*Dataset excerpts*
*** Begin section ***
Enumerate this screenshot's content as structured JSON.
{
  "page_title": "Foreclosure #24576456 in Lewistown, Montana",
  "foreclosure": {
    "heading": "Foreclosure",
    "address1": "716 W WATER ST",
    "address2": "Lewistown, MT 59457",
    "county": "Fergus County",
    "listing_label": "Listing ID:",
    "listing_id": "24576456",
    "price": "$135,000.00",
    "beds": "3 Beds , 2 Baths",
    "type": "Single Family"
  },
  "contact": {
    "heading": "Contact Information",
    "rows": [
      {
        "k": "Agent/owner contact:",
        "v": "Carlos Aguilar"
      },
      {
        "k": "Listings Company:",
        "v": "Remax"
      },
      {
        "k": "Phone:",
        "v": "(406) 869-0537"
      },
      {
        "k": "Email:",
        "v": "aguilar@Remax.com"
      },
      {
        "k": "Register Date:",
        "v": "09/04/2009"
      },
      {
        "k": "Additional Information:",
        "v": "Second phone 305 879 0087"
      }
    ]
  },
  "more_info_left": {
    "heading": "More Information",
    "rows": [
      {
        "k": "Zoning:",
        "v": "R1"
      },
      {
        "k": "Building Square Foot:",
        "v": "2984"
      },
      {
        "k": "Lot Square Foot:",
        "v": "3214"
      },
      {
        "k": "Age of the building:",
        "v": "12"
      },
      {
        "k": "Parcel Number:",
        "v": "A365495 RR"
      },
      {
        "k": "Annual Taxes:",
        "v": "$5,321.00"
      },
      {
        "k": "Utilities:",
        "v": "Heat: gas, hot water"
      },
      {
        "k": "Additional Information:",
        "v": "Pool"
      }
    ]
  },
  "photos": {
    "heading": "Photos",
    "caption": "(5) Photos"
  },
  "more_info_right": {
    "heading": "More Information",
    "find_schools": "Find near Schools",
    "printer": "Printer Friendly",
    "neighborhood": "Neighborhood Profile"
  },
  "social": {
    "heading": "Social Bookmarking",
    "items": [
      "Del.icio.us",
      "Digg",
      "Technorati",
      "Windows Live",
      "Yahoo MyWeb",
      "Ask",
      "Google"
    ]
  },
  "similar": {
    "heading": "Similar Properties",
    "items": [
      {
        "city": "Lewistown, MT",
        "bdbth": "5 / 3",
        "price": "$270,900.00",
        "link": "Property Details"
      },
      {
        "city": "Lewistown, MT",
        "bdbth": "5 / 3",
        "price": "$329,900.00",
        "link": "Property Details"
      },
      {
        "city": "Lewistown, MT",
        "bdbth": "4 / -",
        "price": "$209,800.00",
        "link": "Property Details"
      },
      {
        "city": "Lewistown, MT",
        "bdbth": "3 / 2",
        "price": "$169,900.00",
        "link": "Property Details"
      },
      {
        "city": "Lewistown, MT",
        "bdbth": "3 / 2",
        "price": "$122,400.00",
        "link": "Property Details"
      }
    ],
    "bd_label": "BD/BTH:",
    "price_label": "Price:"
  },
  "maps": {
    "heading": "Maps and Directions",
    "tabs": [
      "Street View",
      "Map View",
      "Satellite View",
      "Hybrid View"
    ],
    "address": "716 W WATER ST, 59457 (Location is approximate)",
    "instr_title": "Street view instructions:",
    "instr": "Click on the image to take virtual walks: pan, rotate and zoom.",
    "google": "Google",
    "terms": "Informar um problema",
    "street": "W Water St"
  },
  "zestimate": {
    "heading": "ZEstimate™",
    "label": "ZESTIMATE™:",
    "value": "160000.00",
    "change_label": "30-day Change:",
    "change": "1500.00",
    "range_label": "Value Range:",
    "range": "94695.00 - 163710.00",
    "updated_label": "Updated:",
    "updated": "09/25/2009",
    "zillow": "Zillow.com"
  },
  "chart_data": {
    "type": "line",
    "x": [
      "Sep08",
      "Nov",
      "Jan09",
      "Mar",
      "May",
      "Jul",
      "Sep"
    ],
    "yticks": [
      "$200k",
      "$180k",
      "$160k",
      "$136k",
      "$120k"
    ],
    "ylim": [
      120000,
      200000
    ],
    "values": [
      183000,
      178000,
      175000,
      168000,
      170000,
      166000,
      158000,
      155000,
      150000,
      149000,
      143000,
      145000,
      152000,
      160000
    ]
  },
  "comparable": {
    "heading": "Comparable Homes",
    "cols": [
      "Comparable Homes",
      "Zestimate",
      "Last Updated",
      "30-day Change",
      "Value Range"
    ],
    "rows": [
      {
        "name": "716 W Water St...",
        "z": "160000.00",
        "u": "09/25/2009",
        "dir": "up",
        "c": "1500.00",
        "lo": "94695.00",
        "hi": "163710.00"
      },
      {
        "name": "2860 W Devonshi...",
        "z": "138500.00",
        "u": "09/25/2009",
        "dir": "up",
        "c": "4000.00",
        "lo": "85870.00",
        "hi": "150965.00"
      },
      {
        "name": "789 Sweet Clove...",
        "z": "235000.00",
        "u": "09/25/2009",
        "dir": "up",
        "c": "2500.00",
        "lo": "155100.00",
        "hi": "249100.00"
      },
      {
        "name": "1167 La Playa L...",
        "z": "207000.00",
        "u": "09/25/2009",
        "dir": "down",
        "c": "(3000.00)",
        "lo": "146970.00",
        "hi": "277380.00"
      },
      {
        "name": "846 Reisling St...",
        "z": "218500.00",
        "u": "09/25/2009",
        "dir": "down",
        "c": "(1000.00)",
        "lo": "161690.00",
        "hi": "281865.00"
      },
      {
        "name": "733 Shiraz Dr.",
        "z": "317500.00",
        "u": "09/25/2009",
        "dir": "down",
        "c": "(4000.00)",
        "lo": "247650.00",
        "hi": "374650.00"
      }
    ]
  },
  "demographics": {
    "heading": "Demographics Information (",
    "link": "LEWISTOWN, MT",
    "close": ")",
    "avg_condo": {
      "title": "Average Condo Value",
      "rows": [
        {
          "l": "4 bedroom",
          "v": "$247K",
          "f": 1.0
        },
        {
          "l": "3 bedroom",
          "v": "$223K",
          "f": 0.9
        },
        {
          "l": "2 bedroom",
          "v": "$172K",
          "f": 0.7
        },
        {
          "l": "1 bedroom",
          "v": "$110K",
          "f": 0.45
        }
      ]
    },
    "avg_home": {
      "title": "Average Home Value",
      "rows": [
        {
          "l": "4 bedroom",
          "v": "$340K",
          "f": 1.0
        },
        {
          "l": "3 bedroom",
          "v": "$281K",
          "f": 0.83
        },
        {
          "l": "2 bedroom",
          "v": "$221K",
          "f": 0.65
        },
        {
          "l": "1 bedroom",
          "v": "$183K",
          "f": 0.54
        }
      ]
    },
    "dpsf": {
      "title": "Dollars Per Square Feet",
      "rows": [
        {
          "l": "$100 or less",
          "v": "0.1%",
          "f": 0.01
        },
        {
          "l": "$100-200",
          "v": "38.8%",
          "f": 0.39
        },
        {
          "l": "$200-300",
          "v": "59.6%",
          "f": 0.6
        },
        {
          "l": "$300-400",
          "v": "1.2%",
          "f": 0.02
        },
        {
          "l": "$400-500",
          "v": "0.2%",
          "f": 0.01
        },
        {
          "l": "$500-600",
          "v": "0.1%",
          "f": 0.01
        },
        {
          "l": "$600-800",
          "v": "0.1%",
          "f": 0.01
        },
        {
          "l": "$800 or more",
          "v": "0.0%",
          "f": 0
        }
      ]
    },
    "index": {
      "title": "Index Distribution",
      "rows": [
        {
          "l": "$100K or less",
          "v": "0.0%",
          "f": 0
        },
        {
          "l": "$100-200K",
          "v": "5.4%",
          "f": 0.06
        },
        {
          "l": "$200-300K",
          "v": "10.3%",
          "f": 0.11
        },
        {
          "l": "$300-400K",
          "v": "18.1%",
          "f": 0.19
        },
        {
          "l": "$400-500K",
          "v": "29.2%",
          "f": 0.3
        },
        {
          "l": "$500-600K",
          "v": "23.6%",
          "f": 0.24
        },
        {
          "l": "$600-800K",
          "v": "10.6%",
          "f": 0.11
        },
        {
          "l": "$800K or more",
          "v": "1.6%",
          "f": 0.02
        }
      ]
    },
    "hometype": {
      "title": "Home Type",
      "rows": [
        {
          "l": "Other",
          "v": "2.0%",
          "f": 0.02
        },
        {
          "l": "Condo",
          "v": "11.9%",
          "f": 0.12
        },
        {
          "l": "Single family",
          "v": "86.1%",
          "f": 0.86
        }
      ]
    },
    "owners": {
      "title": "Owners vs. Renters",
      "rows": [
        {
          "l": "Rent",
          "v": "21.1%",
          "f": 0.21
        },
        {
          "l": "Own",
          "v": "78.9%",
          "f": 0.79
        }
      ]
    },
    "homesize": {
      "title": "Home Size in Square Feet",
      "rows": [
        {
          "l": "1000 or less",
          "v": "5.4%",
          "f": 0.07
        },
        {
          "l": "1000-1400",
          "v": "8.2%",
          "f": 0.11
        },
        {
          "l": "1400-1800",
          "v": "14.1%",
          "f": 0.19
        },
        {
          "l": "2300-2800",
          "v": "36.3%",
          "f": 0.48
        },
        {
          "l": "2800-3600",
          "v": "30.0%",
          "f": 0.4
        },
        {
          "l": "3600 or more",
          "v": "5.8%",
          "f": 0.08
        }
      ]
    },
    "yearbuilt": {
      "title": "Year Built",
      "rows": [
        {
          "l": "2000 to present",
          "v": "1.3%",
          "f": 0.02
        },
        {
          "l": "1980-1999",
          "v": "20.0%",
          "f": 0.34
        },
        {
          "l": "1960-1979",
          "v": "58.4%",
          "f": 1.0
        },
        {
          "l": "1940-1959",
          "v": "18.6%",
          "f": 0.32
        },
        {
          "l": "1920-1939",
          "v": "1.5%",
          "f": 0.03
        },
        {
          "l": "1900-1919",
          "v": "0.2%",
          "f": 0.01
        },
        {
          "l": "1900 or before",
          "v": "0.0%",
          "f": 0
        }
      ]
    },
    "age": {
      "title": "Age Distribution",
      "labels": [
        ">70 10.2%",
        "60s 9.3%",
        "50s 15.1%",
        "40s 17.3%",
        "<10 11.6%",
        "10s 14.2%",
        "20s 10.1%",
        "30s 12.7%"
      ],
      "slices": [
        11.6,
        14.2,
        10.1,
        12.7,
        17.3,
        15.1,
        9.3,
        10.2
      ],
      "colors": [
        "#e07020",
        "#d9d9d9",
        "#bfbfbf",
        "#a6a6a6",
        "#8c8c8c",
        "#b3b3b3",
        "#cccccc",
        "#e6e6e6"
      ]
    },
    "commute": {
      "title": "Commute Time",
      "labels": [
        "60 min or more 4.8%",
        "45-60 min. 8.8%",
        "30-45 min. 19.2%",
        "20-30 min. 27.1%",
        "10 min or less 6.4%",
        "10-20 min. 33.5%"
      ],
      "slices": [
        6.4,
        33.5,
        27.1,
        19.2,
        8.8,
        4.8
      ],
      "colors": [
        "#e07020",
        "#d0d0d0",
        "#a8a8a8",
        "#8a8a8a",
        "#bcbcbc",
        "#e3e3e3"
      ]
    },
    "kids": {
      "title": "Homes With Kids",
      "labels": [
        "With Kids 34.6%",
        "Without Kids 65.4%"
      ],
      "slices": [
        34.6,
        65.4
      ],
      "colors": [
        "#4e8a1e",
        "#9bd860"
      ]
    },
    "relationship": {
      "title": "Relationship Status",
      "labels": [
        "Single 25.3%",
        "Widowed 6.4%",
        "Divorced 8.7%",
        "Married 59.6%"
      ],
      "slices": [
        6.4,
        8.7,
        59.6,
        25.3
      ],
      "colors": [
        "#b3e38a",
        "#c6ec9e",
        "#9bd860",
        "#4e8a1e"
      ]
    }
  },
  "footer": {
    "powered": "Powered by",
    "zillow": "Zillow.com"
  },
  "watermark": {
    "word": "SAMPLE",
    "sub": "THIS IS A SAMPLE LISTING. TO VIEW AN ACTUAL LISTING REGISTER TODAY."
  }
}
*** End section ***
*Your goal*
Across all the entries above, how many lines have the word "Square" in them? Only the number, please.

*Exercise solution*
4